My contractors have their SDS, what’s next?

Ensuring all of the contractors you’re working with have their Status Determination Statements (SDSs) prior to the new IR35 rules coming in on April 6th will ensure projects continue to run smoothly. But IR35 is not a one-time thing that you can tick off your list and forget about. It’s a whole new set of processes that will change the way you work with contractors.

It’s vital that you understand what will happen once SDSs are issued and how this will affect your business.

How will contractors be paid?

There are a number of different ways a contractor can be paid and of course, IR35 comes into it.
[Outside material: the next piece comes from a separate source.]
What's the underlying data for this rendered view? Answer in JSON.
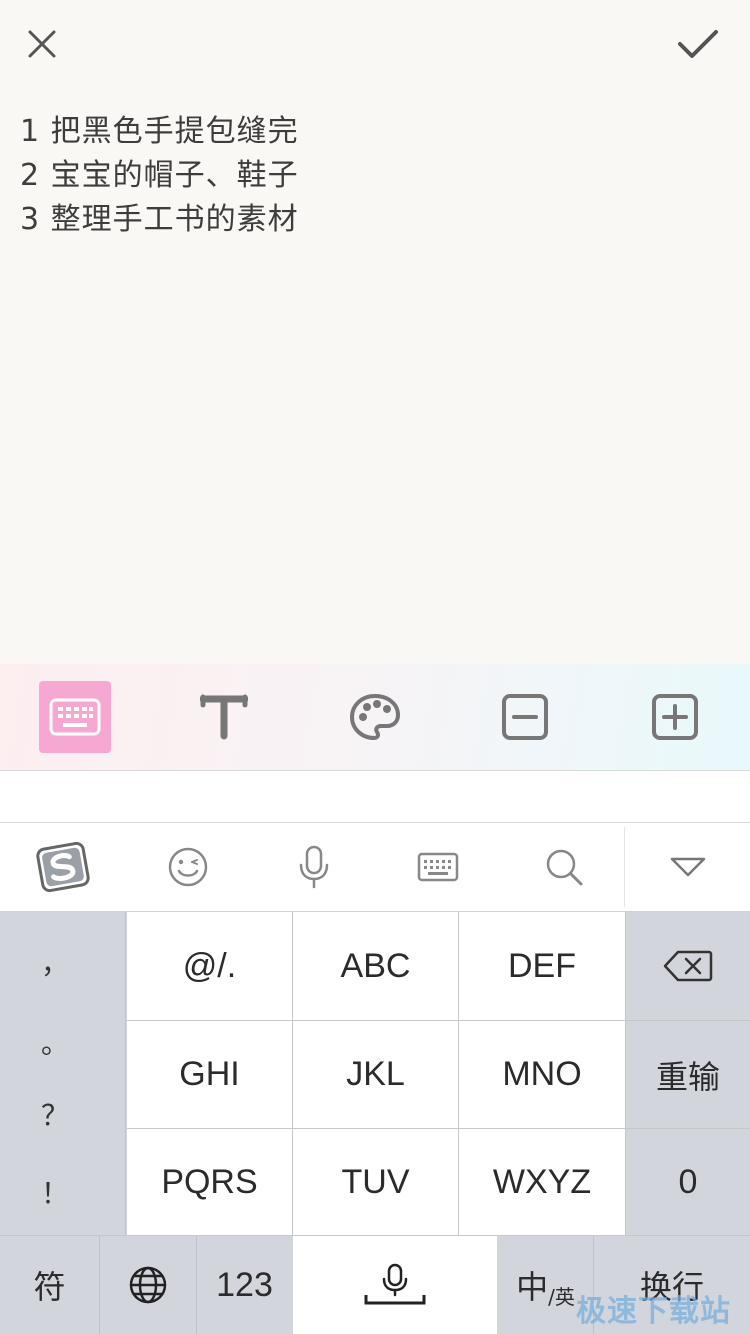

  • Permanent role or fixed-term contract – paid on a pay as you earn (PAYE) salary basis, complete with full benefits package.
  • Via a limited company – if the determination you made as the end hirer is outside IR35, then the contractor can be paid directly into their limited company.
  • Agency PAYE – a taxable salary with deductions and National Insurance contributions taken.
  • Umbrella PAYE – a way of being paid that allows contractors to work with multiple agencies, access statutory benefits and claim legitimate expenses.

Offering uplifted rates

As an end hirer you will want to be able to attract top talent when it comes to contractors and maintain a good reputation. This could be undermined under the new rules as contractors see their take home pay reduce once the IR35 determination has been made. This is where an uplifted rate comes in, as contractors will no longer be able to take advantage of the tax benefits of working through a limited company.

Ensuring your payroll solution is compliant

Putting compliance protocols in place as soon as possible will aid a straightforward transition come April 6th. Accountants and IR35 specialist advisors will be instrumental in this, but end hirers must continue to make sure the working relationship reflects that set out in the contract’s SDS, otherwise you could find you’re no longer compliant.

Who is the fee payer?

While it’s up to you as the end hirer to determine the status of a contractor under the new rules, you may well not be the fee payer. If there’s a recruiter involved, then that will be them and it’ll be their responsibility to pay the necessary deductions to HMRC. Everyone in the supply chain has an obligation to ensure the IR35 regulations are being followed and should expect to liaise with each other to facilitate full compliance at each stage.

How to store information in a central location

Storing information on contractors and the determinations made under IR35 for each contract in a central location is important for the smooth running of your business. Not only could it be required by your colleagues, but other parties in the supply chain may request this information, as could HMRC further down the line.

End hirers must gather together evidence to show they took reasonable care in making IR35 determinations. HMRC can query practices for up to six years and claim any unpaid deductions, so it’s vital this information is to hand. Consider using a specialist portal, such as the one offered by Brookson, to retain and organise documents in one place so they can be easily accessed when required.


For more help and support with the IR35 process, get in touch with Brookson now.